First of all, let's see, what is 'optimize for ad hoc workloads' in SQL Server?
In simple words, the term 'ad hoc' means 'as needed' or a single-use query plan. The Plan that generated for a specific query and never used again. Single-use queries or dynamically created queries, it's an 'ad hoc" part of the workload.
That can cause high memory consumption, high compilations, high CPU, and so on. Exactly for these cases, we have a 'optimize for ad hoc workloads' option.
When this option turned on, the DB Engine stores only a small plan stub in the plan cache on the first execution. That instead of a full compiled plan - because it's 'as needed' query. At the next runs, the engine will use this stub to recognize that this batch has compiled before. The full compiled plan will take place of the stub in the plan cache.
Now, "I have learned today" part:
When we turn this option on, it's starting work immediately. No restart required, no plan cache flushes. Awesome, but there's a dark side - it affects only new plans!
You will ask why that a dark side? When we touch an option that affects a Plan Cache or plan creation, the expected for some behavior of the system. In this case, is a clean start.
I'm expecting some action on existing plans. Like: Plan Cache flushing, flushing of old ad-hock plans with count 1 or at least marking them with some Stub too. But, plans that are already in the plan cache stay untouched and become trash. That until we cleared procedure cache or restart the SQL Server service.
I know people and I'm one of them, that avoided using this on busy servers.

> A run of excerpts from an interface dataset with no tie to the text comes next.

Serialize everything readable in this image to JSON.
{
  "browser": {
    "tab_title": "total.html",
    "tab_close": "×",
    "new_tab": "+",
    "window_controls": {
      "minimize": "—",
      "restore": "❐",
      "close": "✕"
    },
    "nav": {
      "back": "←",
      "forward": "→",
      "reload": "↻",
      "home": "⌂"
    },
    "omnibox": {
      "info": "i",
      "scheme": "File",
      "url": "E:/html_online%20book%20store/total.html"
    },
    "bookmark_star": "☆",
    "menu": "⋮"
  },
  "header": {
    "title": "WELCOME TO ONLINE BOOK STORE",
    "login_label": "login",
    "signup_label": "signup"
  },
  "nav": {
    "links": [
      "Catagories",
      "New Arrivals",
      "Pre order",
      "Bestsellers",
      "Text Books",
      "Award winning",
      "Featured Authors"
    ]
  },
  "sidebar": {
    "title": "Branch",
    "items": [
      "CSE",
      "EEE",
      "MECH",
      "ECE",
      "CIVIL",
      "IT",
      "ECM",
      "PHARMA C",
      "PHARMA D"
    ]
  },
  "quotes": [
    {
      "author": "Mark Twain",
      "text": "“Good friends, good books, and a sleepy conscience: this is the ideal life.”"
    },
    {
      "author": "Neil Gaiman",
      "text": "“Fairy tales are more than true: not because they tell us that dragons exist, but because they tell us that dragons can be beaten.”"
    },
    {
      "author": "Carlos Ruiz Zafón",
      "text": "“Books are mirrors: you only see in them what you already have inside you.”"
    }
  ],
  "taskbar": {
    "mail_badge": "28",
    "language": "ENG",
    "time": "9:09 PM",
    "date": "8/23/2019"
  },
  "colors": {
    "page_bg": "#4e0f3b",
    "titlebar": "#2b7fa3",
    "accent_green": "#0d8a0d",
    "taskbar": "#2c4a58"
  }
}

Because of fear to flush Plan Cache, not during maintenance hours, and wait with the fix.
Bug or feature, decide yourself, but very important to know this in case we try to optimize for ad hoc workloads.
More info: Microsoft Docs